• [Your goal] Omit the pictures and output every entry below exactly as written.
Top of Information given
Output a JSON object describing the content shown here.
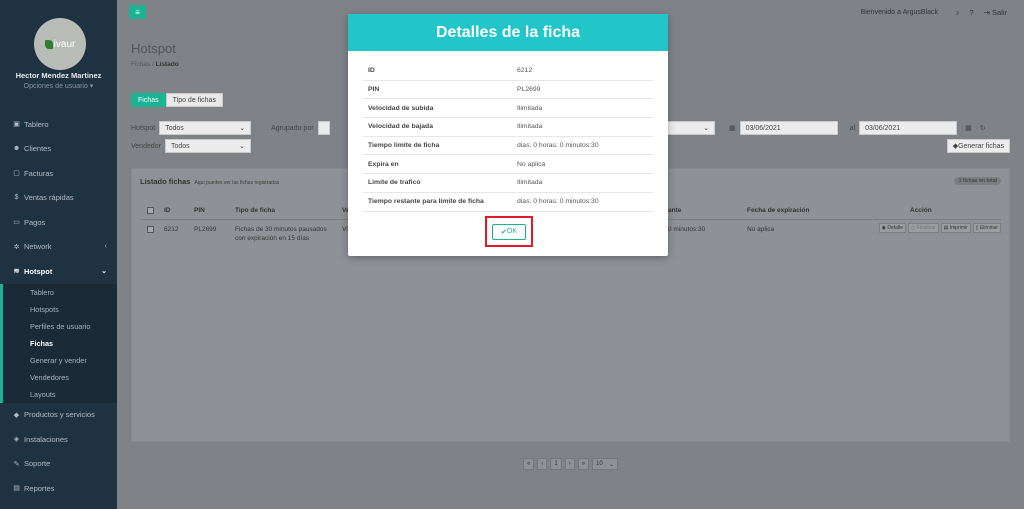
{
  "sidebar": {
    "logo_text": "ivaur",
    "user_name": "Hector Mendez Martinez",
    "user_options": "Opciones de usuario ▾",
    "items": [
      {
        "label": "Tablero",
        "icon": "dashboard-icon"
      },
      {
        "label": "Clientes",
        "icon": "users-icon"
      },
      {
        "label": "Facturas",
        "icon": "file-icon"
      },
      {
        "label": "Ventas rápidas",
        "icon": "dollar-icon"
      },
      {
        "label": "Pagos",
        "icon": "money-icon"
      },
      {
        "label": "Network",
        "icon": "network-icon"
      },
      {
        "label": "Hotspot",
        "icon": "wifi-icon"
      }
    ],
    "hotspot_sub": [
      "Tablero",
      "Hotspots",
      "Perfiles de usuario",
      "Fichas",
      "Generar y vender",
      "Vendedores",
      "Layouts"
    ],
    "items_after": [
      {
        "label": "Productos y servicios",
        "icon": "tag-icon"
      },
      {
        "label": "Instalaciones",
        "icon": "install-icon"
      },
      {
        "label": "Soporte",
        "icon": "wrench-icon"
      },
      {
        "label": "Reportes",
        "icon": "book-icon"
      }
    ]
  },
  "topbar": {
    "welcome": "Bienvenido a ArgusBlack",
    "logout": "Salir"
  },
  "main": {
    "title": "Hotspot",
    "breadcrumb_parent": "Fichas",
    "breadcrumb_current": "Listado",
    "tabs": [
      "Fichas",
      "Tipo de fichas"
    ],
    "filters": {
      "hotspot_label": "Hotspot",
      "hotspot_value": "Todos",
      "grouped_label": "Agrupado por",
      "seller_label": "Vendedor",
      "seller_value": "Todos",
      "date_from": "03/06/2021",
      "date_sep": "al",
      "date_to": "03/06/2021",
      "generate_button": "Generar fichas"
    },
    "list": {
      "title": "Listado fichas",
      "subtitle": "Aquí puedes ver las fichas registradas",
      "count": "1 fichas en total",
      "headers": [
        "ID",
        "PIN",
        "Tipo de ficha",
        "Ve",
        "ante",
        "Fecha de expiración",
        "Acción"
      ],
      "row": {
        "id": "6212",
        "pin": "PL2699",
        "type": "Fichas de 30 minutos pausados con expiración en 15 días",
        "seller": "Vi",
        "remaining": "0 minutos:30",
        "expiration": "No aplica"
      },
      "actions": [
        "Detalle",
        "Finalizar",
        "Imprimir",
        "Eliminar"
      ]
    },
    "pager": {
      "first": "«",
      "prev": "‹",
      "page": "1",
      "next": "›",
      "last": "»",
      "per_page": "10"
    }
  },
  "modal": {
    "title": "Detalles de la ficha",
    "rows": [
      {
        "k": "ID",
        "v": "6212"
      },
      {
        "k": "PIN",
        "v": "PL2699"
      },
      {
        "k": "Velocidad de subida",
        "v": "Ilimitada"
      },
      {
        "k": "Velocidad de bajada",
        "v": "Ilimitada"
      },
      {
        "k": "Tiempo limite de ficha",
        "v": "dias: 0 horas: 0 minutos:30"
      },
      {
        "k": "Expira en",
        "v": "No aplica"
      },
      {
        "k": "Limite de trafico",
        "v": "Ilimitada"
      },
      {
        "k": "Tiempo restante para limite de ficha",
        "v": "dias: 0 horas: 0 minutos:30"
      }
    ],
    "ok_label": "OK"
  }
}
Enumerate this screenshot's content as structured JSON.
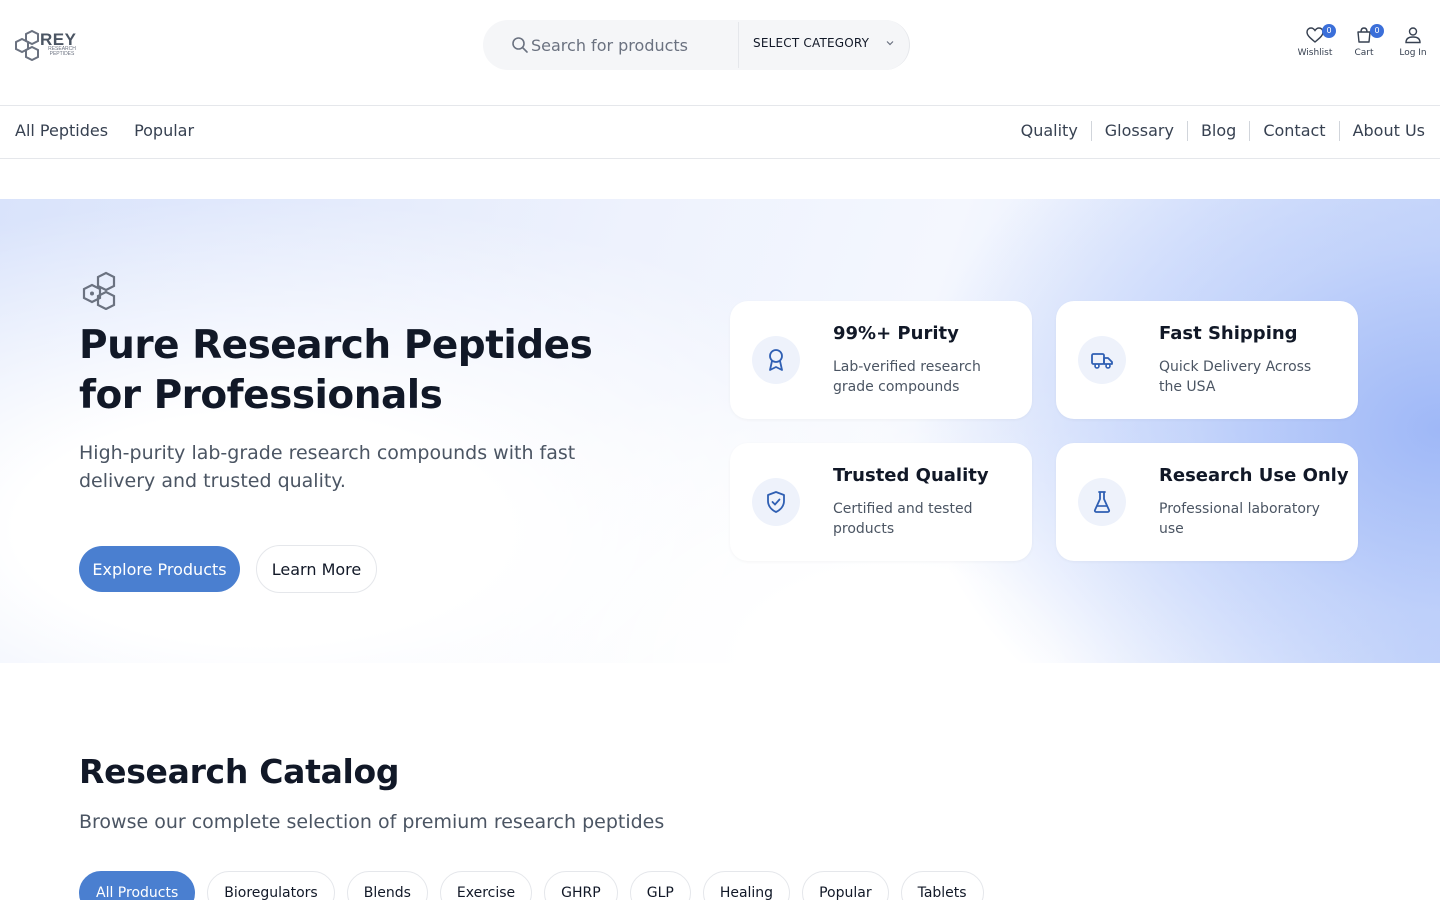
{
  "brand": {
    "name": "REY",
    "subtitle_line1": "RESEARCH",
    "subtitle_line2": "PEPTIDES"
  },
  "header": {
    "search_placeholder": "Search for products",
    "category_label": "SELECT CATEGORY",
    "wishlist": {
      "label": "Wishlist",
      "count": "0"
    },
    "cart": {
      "label": "Cart",
      "count": "0"
    },
    "login": {
      "label": "Log In"
    }
  },
  "nav": {
    "left": [
      "All Peptides",
      "Popular"
    ],
    "right": [
      "Quality",
      "Glossary",
      "Blog",
      "Contact",
      "About Us"
    ]
  },
  "hero": {
    "title": "Pure Research Peptides for Professionals",
    "subtitle": "High-purity lab-grade research compounds with fast delivery and trusted quality.",
    "primary_button": "Explore Products",
    "secondary_button": "Learn More",
    "features": [
      {
        "icon": "award-icon",
        "title": "99%+ Purity",
        "desc": "Lab-verified research grade compounds"
      },
      {
        "icon": "truck-icon",
        "title": "Fast Shipping",
        "desc": "Quick Delivery Across the USA"
      },
      {
        "icon": "shield-check-icon",
        "title": "Trusted Quality",
        "desc": "Certified and tested products"
      },
      {
        "icon": "flask-icon",
        "title": "Research Use Only",
        "desc": "Professional laboratory use"
      }
    ]
  },
  "catalog": {
    "title": "Research Catalog",
    "subtitle": "Browse our complete selection of premium research peptides",
    "filters": [
      "All Products",
      "Bioregulators",
      "Blends",
      "Exercise",
      "GHRP",
      "GLP",
      "Healing",
      "Popular",
      "Tablets"
    ],
    "active_filter": "All Products"
  },
  "colors": {
    "accent": "#4a7fd0",
    "badge": "#3b6fd9",
    "icon_blue": "#2f5fb3"
  }
}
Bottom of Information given
• [Exercise output]
Output a JSON object describing the content shown here.
{
  "sidebar": {
    "logo_text": "ivaur",
    "user_name": "Hector Mendez Martinez",
    "user_options": "Opciones de usuario ▾",
    "items": [
      {
        "label": "Tablero",
        "icon": "dashboard-icon"
      },
      {
        "label": "Clientes",
        "icon": "users-icon"
      },
      {
        "label": "Facturas",
        "icon": "file-icon"
      },
      {
        "label": "Ventas rápidas",
        "icon": "dollar-icon"
      },
      {
        "label": "Pagos",
        "icon": "money-icon"
      },
      {
        "label": "Network",
        "icon": "network-icon"
      },
      {
        "label": "Hotspot",
        "icon": "wifi-icon"
      }
    ],
    "hotspot_sub": [
      "Tablero",
      "Hotspots",
      "Perfiles de usuario",
      "Fichas",
      "Generar y vender",
      "Vendedores",
      "Layouts"
    ],
    "items_after": [
      {
        "label": "Productos y servicios",
        "icon": "tag-icon"
      },
      {
        "label": "Instalaciones",
        "icon": "install-icon"
      },
      {
        "label": "Soporte",
        "icon": "wrench-icon"
      },
      {
        "label": "Reportes",
        "icon": "book-icon"
      }
    ]
  },
  "topbar": {
    "welcome": "Bienvenido a ArgusBlack",
    "logout": "Salir"
  },
  "main": {
    "title": "Hotspot",
    "breadcrumb_parent": "Fichas",
    "breadcrumb_current": "Listado",
    "tabs": [
      "Fichas",
      "Tipo de fichas"
    ],
    "filters": {
      "hotspot_label": "Hotspot",
      "hotspot_value": "Todos",
      "grouped_label": "Agrupado por",
      "seller_label": "Vendedor",
      "seller_value": "Todos",
      "date_from": "03/06/2021",
      "date_sep": "al",
      "date_to": "03/06/2021",
      "generate_button": "Generar fichas"
    },
    "list": {
      "title": "Listado fichas",
      "subtitle": "Aquí puedes ver las fichas registradas",
      "count": "1 fichas en total",
      "headers": [
        "ID",
        "PIN",
        "Tipo de ficha",
        "Ve",
        "ante",
        "Fecha de expiración",
        "Acción"
      ],
      "row": {
        "id": "6212",
        "pin": "PL2699",
        "type": "Fichas de 30 minutos pausados con expiración en 15 días",
        "seller": "Vi",
        "remaining": "0 minutos:30",
        "expiration": "No aplica"
      },
      "actions": [
        "Detalle",
        "Finalizar",
        "Imprimir",
        "Eliminar"
      ]
    },
    "pager": {
      "first": "«",
      "prev": "‹",
      "page": "1",
      "next": "›",
      "last": "»",
      "per_page": "10"
    }
  },
  "modal": {
    "title": "Detalles de la ficha",
    "rows": [
      {
        "k": "ID",
        "v": "6212"
      },
      {
        "k": "PIN",
        "v": "PL2699"
      },
      {
        "k": "Velocidad de subida",
        "v": "Ilimitada"
      },
      {
        "k": "Velocidad de bajada",
        "v": "Ilimitada"
      },
      {
        "k": "Tiempo limite de ficha",
        "v": "dias: 0 horas: 0 minutos:30"
      },
      {
        "k": "Expira en",
        "v": "No aplica"
      },
      {
        "k": "Limite de trafico",
        "v": "Ilimitada"
      },
      {
        "k": "Tiempo restante para limite de ficha",
        "v": "dias: 0 horas: 0 minutos:30"
      }
    ],
    "ok_label": "OK"
  }
}
Enumerate this screenshot's content as structured JSON.
{
  "brand": {
    "name": "REY",
    "subtitle_line1": "RESEARCH",
    "subtitle_line2": "PEPTIDES"
  },
  "header": {
    "search_placeholder": "Search for products",
    "category_label": "SELECT CATEGORY",
    "wishlist": {
      "label": "Wishlist",
      "count": "0"
    },
    "cart": {
      "label": "Cart",
      "count": "0"
    },
    "login": {
      "label": "Log In"
    }
  },
  "nav": {
    "left": [
      "All Peptides",
      "Popular"
    ],
    "right": [
      "Quality",
      "Glossary",
      "Blog",
      "Contact",
      "About Us"
    ]
  },
  "hero": {
    "title": "Pure Research Peptides for Professionals",
    "subtitle": "High-purity lab-grade research compounds with fast delivery and trusted quality.",
    "primary_button": "Explore Products",
    "secondary_button": "Learn More",
    "features": [
      {
        "icon": "award-icon",
        "title": "99%+ Purity",
        "desc": "Lab-verified research grade compounds"
      },
      {
        "icon": "truck-icon",
        "title": "Fast Shipping",
        "desc": "Quick Delivery Across the USA"
      },
      {
        "icon": "shield-check-icon",
        "title": "Trusted Quality",
        "desc": "Certified and tested products"
      },
      {
        "icon": "flask-icon",
        "title": "Research Use Only",
        "desc": "Professional laboratory use"
      }
    ]
  },
  "catalog": {
    "title": "Research Catalog",
    "subtitle": "Browse our complete selection of premium research peptides",
    "filters": [
      "All Products",
      "Bioregulators",
      "Blends",
      "Exercise",
      "GHRP",
      "GLP",
      "Healing",
      "Popular",
      "Tablets"
    ],
    "active_filter": "All Products"
  },
  "colors": {
    "accent": "#4a7fd0",
    "badge": "#3b6fd9",
    "icon_blue": "#2f5fb3"
  }
}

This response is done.